    Video

    Video First Time Delegate’s First Day Frustrations

    With thousands of people filling the streets of Philadelphia, Pennsylvania for the 2016 Democratic National Convention, VOA’s Kane Farabaugh narrowed in on one delegate as she made her first trip to a national party convention. It was a day that was anything but routine for this United States military veteran.
    Video

    Video Commerce Thrives on US-Mexico Border

    At the Democratic Convention in Philadelphia this week, the party’s presumptive presidential nominee, Hillary Clinton, is expected to attack proposals made by her opponent, Republican presidential nominee Donald Trump, to build a wall along the U.S.-Mexico border. Last Friday, President Barack Obama hosted his Mexican counterpart, President Enrique Peña Nieto, to underscore the good relations between the two countries. VOA’s Greg Flakus reports from Tucson.
    Video

    Video Film Helps Save Ethiopian Children Thought to be Cursed

    'Omo Child' looks at effort of African man to stop killings of ‘mingi’ children
    Video

    Video London’s Financial Crown at Risk as Rivals Eye Brexit Opportunities

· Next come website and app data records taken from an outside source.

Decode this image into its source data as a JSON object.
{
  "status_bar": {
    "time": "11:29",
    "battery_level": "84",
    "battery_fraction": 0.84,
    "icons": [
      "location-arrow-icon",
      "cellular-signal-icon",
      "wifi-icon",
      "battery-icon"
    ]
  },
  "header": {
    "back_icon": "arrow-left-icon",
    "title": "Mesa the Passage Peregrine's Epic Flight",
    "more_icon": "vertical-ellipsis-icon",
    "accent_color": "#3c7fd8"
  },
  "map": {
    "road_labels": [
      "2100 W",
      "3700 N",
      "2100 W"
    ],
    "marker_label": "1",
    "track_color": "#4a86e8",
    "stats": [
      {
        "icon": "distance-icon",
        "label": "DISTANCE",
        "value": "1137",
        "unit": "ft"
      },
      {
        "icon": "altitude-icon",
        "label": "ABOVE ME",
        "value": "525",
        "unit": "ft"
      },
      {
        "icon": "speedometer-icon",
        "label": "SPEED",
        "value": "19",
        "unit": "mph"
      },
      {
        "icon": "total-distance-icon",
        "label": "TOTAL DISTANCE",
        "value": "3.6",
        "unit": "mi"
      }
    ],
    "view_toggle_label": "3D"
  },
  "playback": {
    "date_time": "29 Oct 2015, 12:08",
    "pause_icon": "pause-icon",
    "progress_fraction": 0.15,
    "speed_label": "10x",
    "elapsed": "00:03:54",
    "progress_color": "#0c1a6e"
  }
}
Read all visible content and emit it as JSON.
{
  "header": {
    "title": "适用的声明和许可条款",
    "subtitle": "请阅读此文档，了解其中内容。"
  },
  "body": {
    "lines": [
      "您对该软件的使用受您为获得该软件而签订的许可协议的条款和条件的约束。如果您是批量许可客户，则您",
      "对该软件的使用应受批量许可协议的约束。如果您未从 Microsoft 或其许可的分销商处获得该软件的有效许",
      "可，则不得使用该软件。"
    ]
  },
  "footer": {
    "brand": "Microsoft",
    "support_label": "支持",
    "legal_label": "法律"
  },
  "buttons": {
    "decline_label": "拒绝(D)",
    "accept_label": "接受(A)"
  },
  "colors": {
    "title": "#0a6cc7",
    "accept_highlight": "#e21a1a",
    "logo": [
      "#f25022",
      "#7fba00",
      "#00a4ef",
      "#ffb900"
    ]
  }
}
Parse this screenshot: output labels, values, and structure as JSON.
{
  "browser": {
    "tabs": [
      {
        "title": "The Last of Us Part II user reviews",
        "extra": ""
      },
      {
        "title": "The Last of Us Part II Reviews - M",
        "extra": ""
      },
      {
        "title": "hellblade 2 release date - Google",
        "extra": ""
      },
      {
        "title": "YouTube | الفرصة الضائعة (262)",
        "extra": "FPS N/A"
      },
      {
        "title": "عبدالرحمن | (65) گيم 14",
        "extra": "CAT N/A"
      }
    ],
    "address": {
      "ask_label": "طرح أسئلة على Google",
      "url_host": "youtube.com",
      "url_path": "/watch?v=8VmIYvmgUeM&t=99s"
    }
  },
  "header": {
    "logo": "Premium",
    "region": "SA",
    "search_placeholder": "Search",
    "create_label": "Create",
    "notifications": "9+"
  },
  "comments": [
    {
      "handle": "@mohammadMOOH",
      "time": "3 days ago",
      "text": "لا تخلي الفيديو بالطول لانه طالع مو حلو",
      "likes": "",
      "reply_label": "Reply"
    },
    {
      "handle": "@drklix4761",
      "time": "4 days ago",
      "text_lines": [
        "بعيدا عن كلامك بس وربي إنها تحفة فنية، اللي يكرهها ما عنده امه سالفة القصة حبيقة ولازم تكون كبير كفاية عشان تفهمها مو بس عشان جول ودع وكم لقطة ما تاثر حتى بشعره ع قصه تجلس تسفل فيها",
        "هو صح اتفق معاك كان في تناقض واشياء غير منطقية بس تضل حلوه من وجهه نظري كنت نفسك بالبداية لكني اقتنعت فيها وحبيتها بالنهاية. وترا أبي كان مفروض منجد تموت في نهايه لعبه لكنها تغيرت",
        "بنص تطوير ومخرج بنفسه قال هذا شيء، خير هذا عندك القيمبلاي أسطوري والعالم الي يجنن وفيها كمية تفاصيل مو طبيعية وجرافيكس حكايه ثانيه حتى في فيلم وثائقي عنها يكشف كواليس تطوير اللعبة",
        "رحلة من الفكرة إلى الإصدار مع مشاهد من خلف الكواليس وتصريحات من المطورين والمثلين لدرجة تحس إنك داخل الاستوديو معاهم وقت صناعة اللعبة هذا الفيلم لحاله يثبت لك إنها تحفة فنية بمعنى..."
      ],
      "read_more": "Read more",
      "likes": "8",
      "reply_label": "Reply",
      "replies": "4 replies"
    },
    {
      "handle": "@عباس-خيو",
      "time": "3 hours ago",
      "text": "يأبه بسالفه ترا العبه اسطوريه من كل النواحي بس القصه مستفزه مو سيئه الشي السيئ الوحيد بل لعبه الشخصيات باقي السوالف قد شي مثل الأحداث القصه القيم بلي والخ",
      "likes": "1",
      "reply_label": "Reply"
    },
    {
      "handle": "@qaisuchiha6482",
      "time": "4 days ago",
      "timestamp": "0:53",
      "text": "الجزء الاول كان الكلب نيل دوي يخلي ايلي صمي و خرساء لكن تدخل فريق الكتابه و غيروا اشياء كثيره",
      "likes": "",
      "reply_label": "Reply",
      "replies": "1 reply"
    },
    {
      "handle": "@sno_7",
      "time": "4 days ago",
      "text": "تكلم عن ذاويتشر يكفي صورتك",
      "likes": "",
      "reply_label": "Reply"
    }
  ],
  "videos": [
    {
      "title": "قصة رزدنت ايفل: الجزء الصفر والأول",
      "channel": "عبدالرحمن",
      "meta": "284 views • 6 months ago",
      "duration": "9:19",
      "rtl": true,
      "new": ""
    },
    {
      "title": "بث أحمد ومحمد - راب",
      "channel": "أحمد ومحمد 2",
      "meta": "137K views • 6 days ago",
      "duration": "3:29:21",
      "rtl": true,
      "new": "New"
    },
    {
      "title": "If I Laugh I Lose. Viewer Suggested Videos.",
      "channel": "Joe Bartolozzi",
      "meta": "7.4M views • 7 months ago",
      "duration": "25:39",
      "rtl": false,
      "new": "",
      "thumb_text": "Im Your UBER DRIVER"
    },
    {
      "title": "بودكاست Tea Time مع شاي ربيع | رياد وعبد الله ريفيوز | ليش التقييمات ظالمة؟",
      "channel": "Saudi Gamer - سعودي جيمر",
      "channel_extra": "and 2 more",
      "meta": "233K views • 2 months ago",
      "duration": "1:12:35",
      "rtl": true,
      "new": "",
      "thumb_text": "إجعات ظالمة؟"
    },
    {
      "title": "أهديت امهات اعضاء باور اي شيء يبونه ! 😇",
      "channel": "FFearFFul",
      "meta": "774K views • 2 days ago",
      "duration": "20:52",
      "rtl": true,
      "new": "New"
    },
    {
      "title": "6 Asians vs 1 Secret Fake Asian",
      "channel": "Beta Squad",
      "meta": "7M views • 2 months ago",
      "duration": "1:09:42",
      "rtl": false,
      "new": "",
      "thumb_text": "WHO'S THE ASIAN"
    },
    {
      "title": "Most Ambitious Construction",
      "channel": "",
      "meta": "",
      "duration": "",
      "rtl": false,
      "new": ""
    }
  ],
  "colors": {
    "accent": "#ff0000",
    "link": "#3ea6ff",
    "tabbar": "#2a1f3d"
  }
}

    By most measures, London rivals New York as the only true global financial center. But Britain’s vote to leave the European Union – so-called ‘Brexit’ – means the city could lose its right to sell services tariff-free across the bloc, risking its position as Europe’s financial headquarters. Already some banks have said they may shift operations to the mainland. Henry Ridgwell reports from London.
    Video

    Video Recycling Lifeline for Lebanon’s Last Glassblowers

    In a small Lebanese coastal town, one family is preserving a craft that stretches back millennia. The art of glass blowing was developed by Phoenicians in the region, and the Khalifehs say they are the only ones keeping the skill alive in Lebanon. But despite teaming up with an eco-entrepreneur and receiving an unexpected boost from the country’s recent trash crisis the future remains uncertain. John Owens reports from Sarafand.
    Video

    Video Migrants Continue to Risk Lives Crossing US Border from Mexico

    In his speech Thursday before the Republican National Convention, the party’s presidential candidate, Donald Trump, reiterated his proposal to build a wall along the U.S.-Mexico border if elected. Polls show a large percentage of Americans support better control of the nation's southwestern border, but as VOA’s Greg Flakus reports from the border town of Nogales in the Mexican state of Sonora, the situation faced by people trying to cross the border is already daunting.

    Special Report

    Adrift The Invisible African Diaspora